### Activity:
State how many lines below hold the word "name". Give that number and no other text.

### Data supplied:
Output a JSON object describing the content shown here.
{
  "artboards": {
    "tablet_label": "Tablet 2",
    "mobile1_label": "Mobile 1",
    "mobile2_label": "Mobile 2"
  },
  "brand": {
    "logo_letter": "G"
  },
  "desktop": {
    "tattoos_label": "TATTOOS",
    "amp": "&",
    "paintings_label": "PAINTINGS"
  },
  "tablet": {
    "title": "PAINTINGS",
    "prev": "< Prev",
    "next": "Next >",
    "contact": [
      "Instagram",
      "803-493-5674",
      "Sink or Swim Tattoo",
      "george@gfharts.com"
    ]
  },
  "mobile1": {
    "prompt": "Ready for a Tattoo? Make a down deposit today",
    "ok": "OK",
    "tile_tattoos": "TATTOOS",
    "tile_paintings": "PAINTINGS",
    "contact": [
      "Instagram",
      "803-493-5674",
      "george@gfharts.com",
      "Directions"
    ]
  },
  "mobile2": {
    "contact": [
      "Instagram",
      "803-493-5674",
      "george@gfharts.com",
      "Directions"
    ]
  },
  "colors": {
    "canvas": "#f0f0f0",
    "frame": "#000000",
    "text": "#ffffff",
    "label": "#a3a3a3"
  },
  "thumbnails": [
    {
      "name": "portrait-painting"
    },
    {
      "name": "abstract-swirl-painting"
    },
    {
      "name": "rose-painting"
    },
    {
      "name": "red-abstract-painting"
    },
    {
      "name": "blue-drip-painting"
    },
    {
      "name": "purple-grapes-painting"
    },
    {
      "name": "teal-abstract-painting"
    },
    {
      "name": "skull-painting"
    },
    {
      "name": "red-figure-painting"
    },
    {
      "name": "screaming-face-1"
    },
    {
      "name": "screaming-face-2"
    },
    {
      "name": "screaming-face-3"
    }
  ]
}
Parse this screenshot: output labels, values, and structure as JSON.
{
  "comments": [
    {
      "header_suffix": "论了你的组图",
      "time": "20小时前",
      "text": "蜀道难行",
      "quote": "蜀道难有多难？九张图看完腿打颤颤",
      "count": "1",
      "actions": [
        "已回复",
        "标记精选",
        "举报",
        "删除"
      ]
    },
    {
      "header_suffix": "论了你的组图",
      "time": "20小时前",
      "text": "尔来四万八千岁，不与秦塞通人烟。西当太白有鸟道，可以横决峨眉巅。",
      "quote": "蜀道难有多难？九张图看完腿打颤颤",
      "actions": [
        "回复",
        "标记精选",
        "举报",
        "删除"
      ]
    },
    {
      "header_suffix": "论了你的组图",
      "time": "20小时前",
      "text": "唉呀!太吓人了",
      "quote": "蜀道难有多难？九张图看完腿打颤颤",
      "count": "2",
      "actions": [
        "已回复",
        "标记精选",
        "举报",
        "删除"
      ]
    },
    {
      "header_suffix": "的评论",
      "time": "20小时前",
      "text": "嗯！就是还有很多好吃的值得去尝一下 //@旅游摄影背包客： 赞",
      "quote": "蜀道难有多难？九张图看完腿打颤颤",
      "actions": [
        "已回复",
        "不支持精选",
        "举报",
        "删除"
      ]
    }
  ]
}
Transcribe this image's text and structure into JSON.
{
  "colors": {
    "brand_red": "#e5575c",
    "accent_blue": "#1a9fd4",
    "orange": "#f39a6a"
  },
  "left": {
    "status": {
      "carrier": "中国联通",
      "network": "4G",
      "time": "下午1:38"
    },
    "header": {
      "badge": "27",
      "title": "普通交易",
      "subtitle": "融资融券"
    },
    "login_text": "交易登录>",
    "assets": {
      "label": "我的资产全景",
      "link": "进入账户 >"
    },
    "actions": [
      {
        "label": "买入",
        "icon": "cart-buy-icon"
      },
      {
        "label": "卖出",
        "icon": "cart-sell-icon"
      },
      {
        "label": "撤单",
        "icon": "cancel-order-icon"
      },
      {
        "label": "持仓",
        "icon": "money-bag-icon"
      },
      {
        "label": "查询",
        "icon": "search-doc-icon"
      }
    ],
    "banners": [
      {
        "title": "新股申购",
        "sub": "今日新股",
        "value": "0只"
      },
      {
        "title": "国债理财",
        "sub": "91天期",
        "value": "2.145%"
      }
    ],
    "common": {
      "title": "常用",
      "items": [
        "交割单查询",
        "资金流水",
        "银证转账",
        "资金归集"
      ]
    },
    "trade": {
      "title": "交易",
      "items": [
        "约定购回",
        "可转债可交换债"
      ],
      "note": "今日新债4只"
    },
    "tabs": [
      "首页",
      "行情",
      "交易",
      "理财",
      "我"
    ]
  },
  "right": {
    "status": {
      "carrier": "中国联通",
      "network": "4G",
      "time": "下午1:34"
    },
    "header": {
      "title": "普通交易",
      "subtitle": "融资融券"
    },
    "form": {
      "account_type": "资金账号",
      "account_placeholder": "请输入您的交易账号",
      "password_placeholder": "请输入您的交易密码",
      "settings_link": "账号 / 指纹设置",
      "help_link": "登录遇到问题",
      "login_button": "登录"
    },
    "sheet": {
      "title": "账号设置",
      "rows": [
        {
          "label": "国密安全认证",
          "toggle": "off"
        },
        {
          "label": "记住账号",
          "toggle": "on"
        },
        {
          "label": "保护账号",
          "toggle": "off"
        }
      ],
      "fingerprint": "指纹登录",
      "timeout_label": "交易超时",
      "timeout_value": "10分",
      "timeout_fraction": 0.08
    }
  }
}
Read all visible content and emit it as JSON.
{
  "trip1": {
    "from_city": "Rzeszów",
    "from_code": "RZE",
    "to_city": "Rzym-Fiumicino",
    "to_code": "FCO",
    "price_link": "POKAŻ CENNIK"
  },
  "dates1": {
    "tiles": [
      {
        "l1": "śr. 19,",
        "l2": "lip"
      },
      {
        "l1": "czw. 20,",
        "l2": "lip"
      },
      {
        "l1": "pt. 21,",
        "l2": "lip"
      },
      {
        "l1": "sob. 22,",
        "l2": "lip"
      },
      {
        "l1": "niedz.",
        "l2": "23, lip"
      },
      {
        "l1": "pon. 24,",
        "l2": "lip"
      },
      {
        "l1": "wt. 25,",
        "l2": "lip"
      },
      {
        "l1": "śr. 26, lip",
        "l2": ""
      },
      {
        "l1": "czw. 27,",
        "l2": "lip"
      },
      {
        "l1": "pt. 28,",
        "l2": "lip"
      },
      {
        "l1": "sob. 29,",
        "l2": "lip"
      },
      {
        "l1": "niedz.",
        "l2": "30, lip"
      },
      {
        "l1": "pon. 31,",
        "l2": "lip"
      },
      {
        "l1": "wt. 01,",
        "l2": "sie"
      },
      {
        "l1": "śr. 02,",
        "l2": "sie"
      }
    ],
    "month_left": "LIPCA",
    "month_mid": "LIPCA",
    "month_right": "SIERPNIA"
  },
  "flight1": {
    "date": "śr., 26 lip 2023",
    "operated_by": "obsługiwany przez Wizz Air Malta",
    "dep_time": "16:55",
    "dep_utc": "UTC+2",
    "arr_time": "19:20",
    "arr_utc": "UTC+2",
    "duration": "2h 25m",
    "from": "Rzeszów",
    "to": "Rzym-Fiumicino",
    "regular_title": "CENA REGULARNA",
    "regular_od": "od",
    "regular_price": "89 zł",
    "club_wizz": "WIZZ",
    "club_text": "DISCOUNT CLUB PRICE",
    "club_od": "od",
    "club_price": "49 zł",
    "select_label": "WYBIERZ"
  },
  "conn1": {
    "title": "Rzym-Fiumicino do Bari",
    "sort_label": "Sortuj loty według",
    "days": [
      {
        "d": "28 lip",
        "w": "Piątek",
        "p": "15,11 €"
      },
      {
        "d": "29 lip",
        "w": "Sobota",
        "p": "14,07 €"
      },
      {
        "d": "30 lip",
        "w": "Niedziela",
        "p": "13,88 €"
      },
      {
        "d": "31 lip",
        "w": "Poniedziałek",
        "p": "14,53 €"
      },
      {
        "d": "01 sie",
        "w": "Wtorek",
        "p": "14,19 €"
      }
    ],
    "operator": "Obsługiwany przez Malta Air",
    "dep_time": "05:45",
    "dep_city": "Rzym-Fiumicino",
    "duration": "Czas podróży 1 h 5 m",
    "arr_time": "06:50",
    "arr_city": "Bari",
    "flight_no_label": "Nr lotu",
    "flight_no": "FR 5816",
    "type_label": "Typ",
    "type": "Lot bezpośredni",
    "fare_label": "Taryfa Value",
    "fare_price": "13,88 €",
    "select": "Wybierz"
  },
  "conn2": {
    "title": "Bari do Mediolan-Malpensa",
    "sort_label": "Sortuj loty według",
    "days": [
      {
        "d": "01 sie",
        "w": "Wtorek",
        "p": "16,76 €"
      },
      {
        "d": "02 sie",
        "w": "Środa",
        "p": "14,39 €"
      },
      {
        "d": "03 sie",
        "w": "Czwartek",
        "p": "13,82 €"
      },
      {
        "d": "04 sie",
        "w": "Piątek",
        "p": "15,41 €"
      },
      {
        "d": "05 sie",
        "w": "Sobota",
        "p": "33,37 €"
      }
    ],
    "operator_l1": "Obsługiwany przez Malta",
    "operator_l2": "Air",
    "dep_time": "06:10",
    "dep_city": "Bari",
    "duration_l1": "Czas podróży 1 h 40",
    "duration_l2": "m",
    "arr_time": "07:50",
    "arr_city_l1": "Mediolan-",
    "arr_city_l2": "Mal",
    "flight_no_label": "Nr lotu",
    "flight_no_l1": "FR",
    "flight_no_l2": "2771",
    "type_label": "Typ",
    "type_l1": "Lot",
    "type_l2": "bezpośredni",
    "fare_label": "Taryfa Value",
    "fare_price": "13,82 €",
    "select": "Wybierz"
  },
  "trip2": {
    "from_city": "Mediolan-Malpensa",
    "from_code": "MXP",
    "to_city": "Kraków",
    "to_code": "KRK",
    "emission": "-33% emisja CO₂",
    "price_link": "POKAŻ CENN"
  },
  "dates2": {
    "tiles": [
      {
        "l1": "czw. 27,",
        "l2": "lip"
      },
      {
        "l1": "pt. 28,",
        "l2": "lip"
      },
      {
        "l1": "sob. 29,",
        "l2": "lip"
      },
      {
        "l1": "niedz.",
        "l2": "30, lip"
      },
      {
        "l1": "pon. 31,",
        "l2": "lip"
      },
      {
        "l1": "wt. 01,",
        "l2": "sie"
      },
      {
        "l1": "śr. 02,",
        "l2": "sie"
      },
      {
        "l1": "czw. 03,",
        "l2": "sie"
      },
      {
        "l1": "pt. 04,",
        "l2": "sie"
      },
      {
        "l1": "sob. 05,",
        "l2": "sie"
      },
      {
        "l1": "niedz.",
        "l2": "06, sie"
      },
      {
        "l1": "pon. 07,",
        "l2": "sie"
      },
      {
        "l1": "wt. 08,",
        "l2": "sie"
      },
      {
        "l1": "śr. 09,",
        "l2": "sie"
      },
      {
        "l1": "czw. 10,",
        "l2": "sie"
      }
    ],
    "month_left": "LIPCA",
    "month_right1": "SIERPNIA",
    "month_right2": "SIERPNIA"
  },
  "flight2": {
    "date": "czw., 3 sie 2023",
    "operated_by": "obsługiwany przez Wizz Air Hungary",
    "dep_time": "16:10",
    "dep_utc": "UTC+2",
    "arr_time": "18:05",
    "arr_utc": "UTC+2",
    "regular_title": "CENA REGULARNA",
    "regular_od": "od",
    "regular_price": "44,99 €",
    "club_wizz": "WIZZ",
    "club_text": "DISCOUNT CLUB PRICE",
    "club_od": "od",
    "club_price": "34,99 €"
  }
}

### Expected answer:
12